• **Exercise input**
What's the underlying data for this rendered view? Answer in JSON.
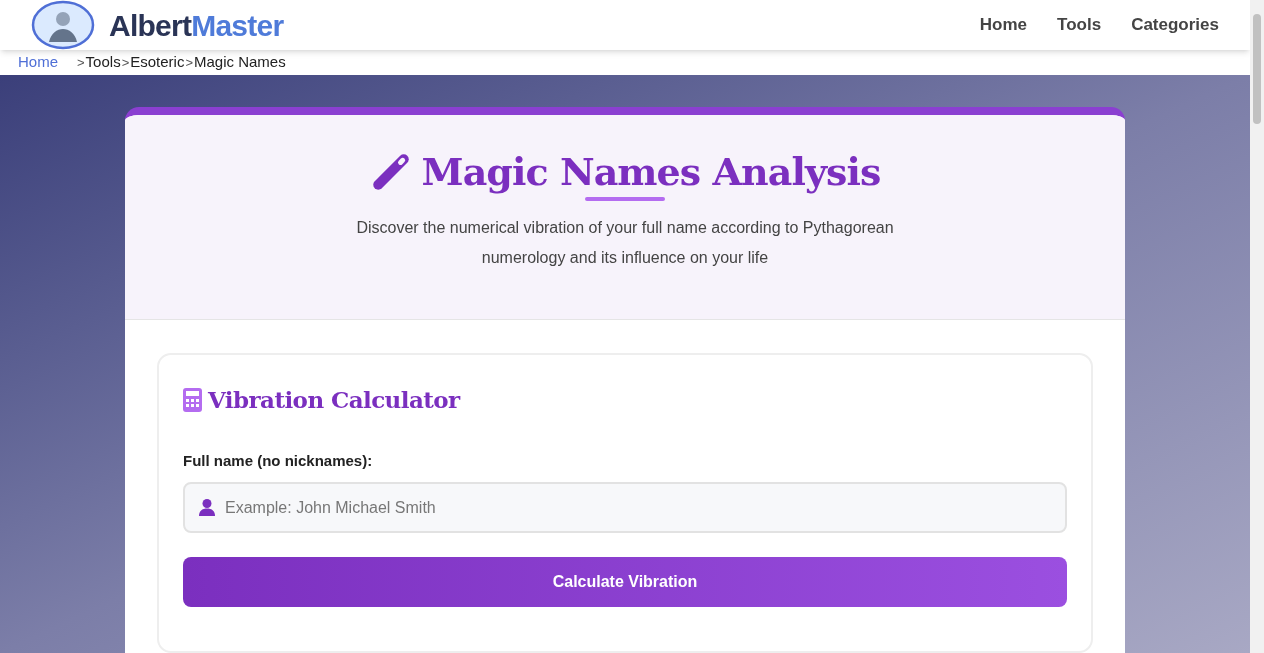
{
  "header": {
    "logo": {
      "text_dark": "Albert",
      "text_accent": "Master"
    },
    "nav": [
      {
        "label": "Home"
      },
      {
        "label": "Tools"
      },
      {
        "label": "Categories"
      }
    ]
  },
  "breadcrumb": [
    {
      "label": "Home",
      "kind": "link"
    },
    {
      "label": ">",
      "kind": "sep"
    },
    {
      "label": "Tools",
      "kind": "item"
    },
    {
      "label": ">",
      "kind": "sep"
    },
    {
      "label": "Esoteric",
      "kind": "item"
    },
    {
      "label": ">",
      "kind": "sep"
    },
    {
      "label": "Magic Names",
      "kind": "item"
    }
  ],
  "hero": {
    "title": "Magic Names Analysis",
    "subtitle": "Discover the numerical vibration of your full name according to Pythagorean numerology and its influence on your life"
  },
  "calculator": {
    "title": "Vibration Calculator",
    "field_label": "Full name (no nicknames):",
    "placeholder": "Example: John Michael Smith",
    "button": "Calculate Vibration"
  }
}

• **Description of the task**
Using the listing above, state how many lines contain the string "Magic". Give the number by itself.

• **Expected answer**
2